But Christians, thanks be to God, as we have been talking about Genesis within this parable of the dividing strong man, there is hope. There is the hope that God Himself promised right after the fall, the hope promised when He said, “I will put enmity between you and the woman, and between your offspring and her offspring; he shall bruise your head, and you shall bruise his heel.” That is, the hope of the Stronger Man, the One who has bound up the strong man and overcome his house. It is the hope of Jesus.

Christians, Jesus is the One who has entered into the house of the strong man and who has freed you. That accusation that, truly, you rightly deserve, that accusation has been solved in Him. The sin that should keep you hiding from God has been placed on Him, atoned for and forgiven. It has been nailed to the cross so that as His blood was shed for it, He was divided from His Father, crying out “My God, My God, why have your forsaken me.” He was oppressed under that burden of death, He was crushed and given the burden of the thorns placed upon His brow. And the rule of this oppression was broken in the resurrection of the Offspring of Woman on the first Easter. There, having had His heel struck, Jesus crushed the head of the serpent and freed you from that oppression, freed you from that accusation, from that division from God.

How do you know? Because the news of that victory has entered into your brain and heart as He has spoken into your ear, “I forgive you all of your sins.” Because His waters of baptism drowned the old man burdened by the accusation of the law, and raised a new one who lives, not under the guilt of selfishness, but in the freedom of love; love of God and love of every neighbor. Because He has fed you with His very body and blood uniting Himself with you that you would know you are no longer divided from Him. He has found you and unites Himself with you.

And in that Christians, we see the beauty of true unity. We see revealed the unity of the Father, the Son, and the Holy Spirit in their love for us. We see that love uniting righteous God to fallen man. We see the hope that is ours as Christians. To be clear, that hope isn’t that we can overcome our divisions here on earth—we should always work toward that in the example that we have in Christ—but the hope is the promise of the day where we will enjoy perfect unity and community with our Lord and with each other.

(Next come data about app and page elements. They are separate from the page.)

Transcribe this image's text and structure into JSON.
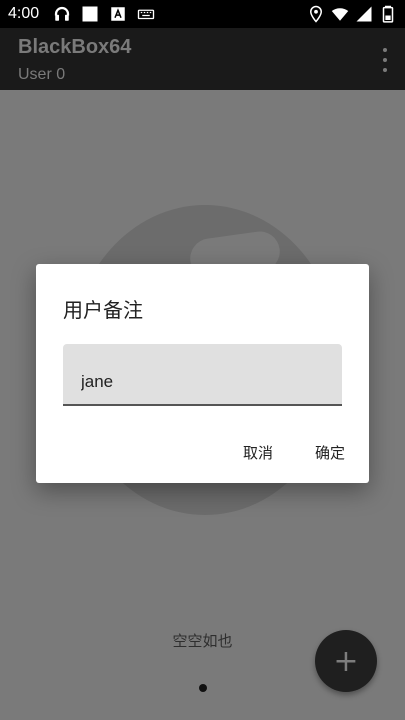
{
  "status_bar": {
    "time": "4:00",
    "left_icons": [
      "headphones-icon",
      "square-icon",
      "font-icon",
      "keyboard-icon"
    ],
    "right_icons": [
      "location-icon",
      "wifi-icon",
      "signal-icon",
      "battery-icon"
    ]
  },
  "app_bar": {
    "title": "BlackBox64",
    "subtitle": "User 0",
    "menu_icon": "overflow-menu-icon"
  },
  "content": {
    "empty_text": "空空如也",
    "fab_label": "+"
  },
  "dialog": {
    "title": "用户备注",
    "input_value": "jane",
    "cancel_label": "取消",
    "confirm_label": "确定"
  },
  "colors": {
    "status_bar": "#000000",
    "app_bar": "#1a1a1a",
    "scrim_background": "#7a7a7a",
    "dialog_background": "#ffffff",
    "input_background": "#e0e0e0"
  }
}
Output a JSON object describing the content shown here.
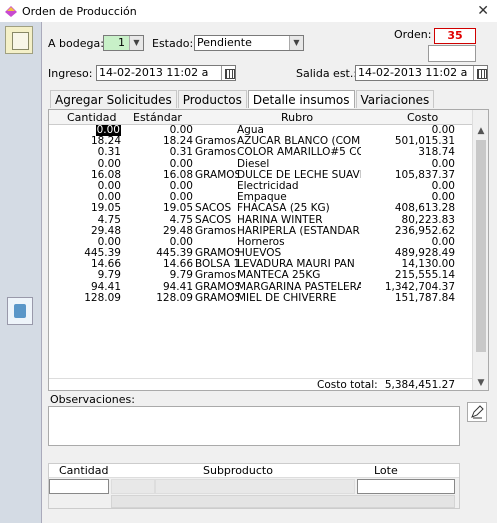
{
  "window": {
    "title": "Orden de Producción",
    "close_glyph": "✕"
  },
  "form": {
    "bodega_label": "A bodega:",
    "bodega_value": "1",
    "estado_label": "Estado:",
    "estado_value": "Pendiente",
    "orden_label": "Orden:",
    "orden_value": "35",
    "ingreso_label": "Ingreso:",
    "ingreso_value": "14-02-2013 11:02 a",
    "salida_label": "Salida est.:",
    "salida_value": "14-02-2013 11:02 a"
  },
  "tabs": [
    {
      "label": "Agregar Solicitudes",
      "active": false
    },
    {
      "label": "Productos",
      "active": false
    },
    {
      "label": "Detalle insumos",
      "active": true
    },
    {
      "label": "Variaciones",
      "active": false
    }
  ],
  "grid": {
    "columns": {
      "cantidad": "Cantidad",
      "estandar": "Estándar",
      "rubro": "Rubro",
      "costo": "Costo"
    },
    "rows": [
      {
        "cantidad": "0.00",
        "estandar": "0.00",
        "unidad": "",
        "rubro": "Agua",
        "costo": "0.00"
      },
      {
        "cantidad": "18.24",
        "estandar": "18.24",
        "unidad": "Gramos S",
        "rubro": "AZUCAR BLANCO (COMER",
        "costo": "501,015.31"
      },
      {
        "cantidad": "0.31",
        "estandar": "0.31",
        "unidad": "Gramos c",
        "rubro": "COLOR AMARILLO#5 CON",
        "costo": "318.74"
      },
      {
        "cantidad": "0.00",
        "estandar": "0.00",
        "unidad": "",
        "rubro": "Diesel",
        "costo": "0.00"
      },
      {
        "cantidad": "16.08",
        "estandar": "16.08",
        "unidad": "GRAMOS",
        "rubro": "DULCE DE LECHE SUAVE F",
        "costo": "105,837.37"
      },
      {
        "cantidad": "0.00",
        "estandar": "0.00",
        "unidad": "",
        "rubro": "Electricidad",
        "costo": "0.00"
      },
      {
        "cantidad": "0.00",
        "estandar": "0.00",
        "unidad": "",
        "rubro": "Empaque",
        "costo": "0.00"
      },
      {
        "cantidad": "19.05",
        "estandar": "19.05",
        "unidad": "SACOS",
        "rubro": "FHACASA (25 KG)",
        "costo": "408,613.28"
      },
      {
        "cantidad": "4.75",
        "estandar": "4.75",
        "unidad": "SACOS",
        "rubro": "HARINA WINTER",
        "costo": "80,223.83"
      },
      {
        "cantidad": "29.48",
        "estandar": "29.48",
        "unidad": "Gramos S",
        "rubro": "HARIPERLA (ESTANDAR /",
        "costo": "236,952.62"
      },
      {
        "cantidad": "0.00",
        "estandar": "0.00",
        "unidad": "",
        "rubro": "Horneros",
        "costo": "0.00"
      },
      {
        "cantidad": "445.39",
        "estandar": "445.39",
        "unidad": "GRAMOS",
        "rubro": "HUEVOS",
        "costo": "489,928.49"
      },
      {
        "cantidad": "14.66",
        "estandar": "14.66",
        "unidad": "BOLSA 1I",
        "rubro": "LEVADURA MAURI PAN",
        "costo": "14,130.00"
      },
      {
        "cantidad": "9.79",
        "estandar": "9.79",
        "unidad": "Gramos (",
        "rubro": "MANTECA 25KG",
        "costo": "215,555.14"
      },
      {
        "cantidad": "94.41",
        "estandar": "94.41",
        "unidad": "GRAMOS",
        "rubro": "MARGARINA PASTELERA R",
        "costo": "1,342,704.37"
      },
      {
        "cantidad": "128.09",
        "estandar": "128.09",
        "unidad": "GRAMOS",
        "rubro": "MIEL DE CHIVERRE",
        "costo": "151,787.84"
      }
    ],
    "total_label": "Costo total:",
    "total_value": "5,384,451.27"
  },
  "observaciones": {
    "label": "Observaciones:",
    "value": ""
  },
  "subproducto": {
    "columns": {
      "cantidad": "Cantidad",
      "subproducto": "Subproducto",
      "lote": "Lote"
    }
  },
  "colors": {
    "orden_value": "#e00000",
    "bodega_field": "#c8f0c8",
    "sidebar": "#d4dbe4",
    "selected_cell": "#000000"
  }
}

The promise of the kingdom which is not divided, but perfectly united under the perfect God and King, Father, Son, and Holy Spirit. Amen.